They call him "the creation."
The cast and creative team of David Oliver's new "Frankenstein" adaptation, which opens Jan. 20 in the Road Less Traveled Theatre, take pains not to refer to the play's most famous character as a monster.
Instead, they prefer to paint him as Mary Shelley intended: as a flawed figure in search of himself and his place in the world.
That search turns ugly pretty quick. And while theatergoers who venture out to Road Less Traveled might be expecting to find a bone-chilling exhibition exhibition carnal terror, they will discover something much more emotionally sophisticated.
The story onstage at Road Less Traveled is "Frankenstein" by way of Freud, an exploration of the age-old conflict between father and son and the emotional consequences of creation.
"I think it's more of a tragedy," Oliver said. "Some horrible things happen in it, definitely. But they happen for a reason. They happen for an emotional need for revenge."
In adapting the piece, Oliver said, he was struck by contemporary feel of the relationship between Dr. Frankenstein and the being he cobbled together from found body parts and animated with alchemy.
"I was amazed at how contemporary it felt to me," Oliver said. "It's incredibly fresh. The language is very thick, but wonderful and extremely expressive."
In an effort to give the 19th-century story some modern resonance, Oliver moved the production from its original setting to 1900. He positioned the piece at the dawn of the 20th century to draw a parallel between Dr. Frankenstein's creation and the spirit of boundless innovation prevalent at the turn of the century.
The setting also makes the show's central relationships more accessible, Oliver said.
"I've given up on who's the protagonist and who's the antagonist. It doesn't matter," he said. "These two intrinsically, viscerally connected beings hardly see each other in the show, so when they come together, it's fireworks," Oliver said.
For Jonas Barranca, a SUNY Fredonia graduate who plays Dr. Frankenstein against Steve Copps' "creation," the play's updated setting and emotional focus makes modern parallels easy to draw.
"The tragedy is, for me, that he creates a being with completely humble and noble intentions and it flips on itself in a way he completely did not expect," Barranca said of his character.
Part of the challenge of playing Dr. Frankenstein, Barranca said, is to wrestle convincingly with his own emotional reaction to creating a creature with "the innocence of a newborn baby with the power of a giant machine."
The new setting, he added, allows the show to pose pressing questions about Dr. Frankenstein's insatiable thirst for the new: "Once you give into that concept, where do you put any ethical boundaries? What should we allow ourselves to do with science and technology?"
Though the subject and even the language may seem impossibly distant, those questions are just as relevant today as they were when Shelley's book was published in 1818.
"This is a classic story, and once again we see how the classics relate to us and never lose their connection," Oliver said. There's only so much you can do from a presentational point of view, but I hope people find other meanings in it, or deeper meanings."

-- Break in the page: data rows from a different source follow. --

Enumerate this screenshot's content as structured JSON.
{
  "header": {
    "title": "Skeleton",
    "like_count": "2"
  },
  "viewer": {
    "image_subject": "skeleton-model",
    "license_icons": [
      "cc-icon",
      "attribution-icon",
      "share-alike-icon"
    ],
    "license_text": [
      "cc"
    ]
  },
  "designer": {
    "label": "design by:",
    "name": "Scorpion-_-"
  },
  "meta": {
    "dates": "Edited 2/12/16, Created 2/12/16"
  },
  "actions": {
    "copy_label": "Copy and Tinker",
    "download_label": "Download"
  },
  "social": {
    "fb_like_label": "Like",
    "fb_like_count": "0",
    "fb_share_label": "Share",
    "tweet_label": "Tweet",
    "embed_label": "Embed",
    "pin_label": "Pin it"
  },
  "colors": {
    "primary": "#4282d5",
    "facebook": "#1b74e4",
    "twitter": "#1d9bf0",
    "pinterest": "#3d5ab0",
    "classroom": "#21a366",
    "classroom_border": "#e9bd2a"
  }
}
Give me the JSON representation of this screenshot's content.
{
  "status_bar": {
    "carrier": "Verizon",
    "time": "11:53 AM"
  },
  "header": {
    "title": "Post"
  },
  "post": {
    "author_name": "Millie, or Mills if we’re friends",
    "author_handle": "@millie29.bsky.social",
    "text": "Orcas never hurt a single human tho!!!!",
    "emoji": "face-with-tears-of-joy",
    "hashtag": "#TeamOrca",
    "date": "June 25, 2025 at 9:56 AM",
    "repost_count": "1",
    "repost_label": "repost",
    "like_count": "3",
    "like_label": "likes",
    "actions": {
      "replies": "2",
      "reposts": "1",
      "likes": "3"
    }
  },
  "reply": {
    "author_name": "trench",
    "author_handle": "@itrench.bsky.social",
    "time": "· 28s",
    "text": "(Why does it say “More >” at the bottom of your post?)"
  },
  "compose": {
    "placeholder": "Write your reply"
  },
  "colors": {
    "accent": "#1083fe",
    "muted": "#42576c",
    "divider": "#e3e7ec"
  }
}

WHAT: "Frankenstein," adapted by David Oliver
WHEN: Jan. 20 to Feb. 12
WHERE: Road Less Traveled Theatre, 500 Pearl St.
TICKETS: $20 to $35
INFO: 628-3069 or roadlesstraveledproductions.org